The entire show at the Hammersmith Odeon was filmed and currently, two-thirds of it is available to the public. One can only hope that the entire concert will be available on CD and DVD as it could rank as one of Queen’s finest (if not, best) live release.
As I was never alive in Freddie’s lifetime, I never got to see the quartet perform live together. But if I could only see one show it would have to be one from this tour because the setlists they did on this tour are among my favourites Queen ever did. But which one? Perhaps one of the shows in Glasgow or Newcastle with Freddie’s voice in top notch condition or one of the small London venues with the feeling of more interaction with the band. I haven’t decided.

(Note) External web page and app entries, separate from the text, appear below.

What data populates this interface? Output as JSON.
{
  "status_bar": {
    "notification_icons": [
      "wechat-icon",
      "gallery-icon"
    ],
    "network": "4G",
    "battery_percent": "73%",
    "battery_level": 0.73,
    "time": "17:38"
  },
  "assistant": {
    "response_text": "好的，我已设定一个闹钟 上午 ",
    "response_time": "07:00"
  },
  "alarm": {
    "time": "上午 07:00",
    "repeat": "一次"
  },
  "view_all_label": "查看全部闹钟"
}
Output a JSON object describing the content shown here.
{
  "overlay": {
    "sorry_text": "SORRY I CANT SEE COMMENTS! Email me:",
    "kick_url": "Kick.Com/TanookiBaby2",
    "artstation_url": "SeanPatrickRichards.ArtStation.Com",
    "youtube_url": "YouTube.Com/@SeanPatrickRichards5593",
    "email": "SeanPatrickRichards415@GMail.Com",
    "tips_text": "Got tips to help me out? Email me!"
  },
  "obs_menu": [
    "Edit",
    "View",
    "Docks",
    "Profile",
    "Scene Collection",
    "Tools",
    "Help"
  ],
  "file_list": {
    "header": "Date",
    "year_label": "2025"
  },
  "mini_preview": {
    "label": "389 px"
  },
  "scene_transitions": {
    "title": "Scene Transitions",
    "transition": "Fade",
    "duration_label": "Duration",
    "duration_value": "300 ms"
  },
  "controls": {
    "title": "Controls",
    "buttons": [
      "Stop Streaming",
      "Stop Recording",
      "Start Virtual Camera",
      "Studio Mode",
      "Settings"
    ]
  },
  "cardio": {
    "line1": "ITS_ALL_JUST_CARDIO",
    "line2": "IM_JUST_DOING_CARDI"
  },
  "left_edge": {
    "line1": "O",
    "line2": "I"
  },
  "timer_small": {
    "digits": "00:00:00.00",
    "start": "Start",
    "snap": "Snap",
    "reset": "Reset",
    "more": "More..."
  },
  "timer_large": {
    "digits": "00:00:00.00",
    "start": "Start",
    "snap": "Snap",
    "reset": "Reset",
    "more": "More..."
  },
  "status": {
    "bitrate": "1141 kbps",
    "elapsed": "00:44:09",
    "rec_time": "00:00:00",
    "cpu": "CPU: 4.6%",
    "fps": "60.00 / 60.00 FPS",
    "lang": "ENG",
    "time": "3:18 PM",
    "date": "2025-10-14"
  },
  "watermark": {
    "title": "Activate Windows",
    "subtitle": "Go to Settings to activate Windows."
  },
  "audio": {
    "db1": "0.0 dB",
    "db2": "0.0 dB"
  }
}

This was a very crazy tour for a band of their status. They would never perform at venues with a capacity of just a couple thousand people in Britain again or very rarely any small venues anywhere in the world again. It’s obvious why they never did because they were too popular. Queen went on to sell out stadiums globally where audience participation happened on a large scale. Their last tour mostly consisted of outdoor venues where thousands of people could attend which would lead to the fact that this was the only tour Queen made money on because they were committed to spending lots of money and putting in a lot of effort to the technical elements of the show. So, for Queen to do a tour which involves them using smaller venues instead of larger ones to have more personal contact with the audience (which in truth resulted in them losing more money), must be one of the most affectionate things Queen ever did for their fans and must be imprinted in the memories of all those who attended at least one of the shows during the tour.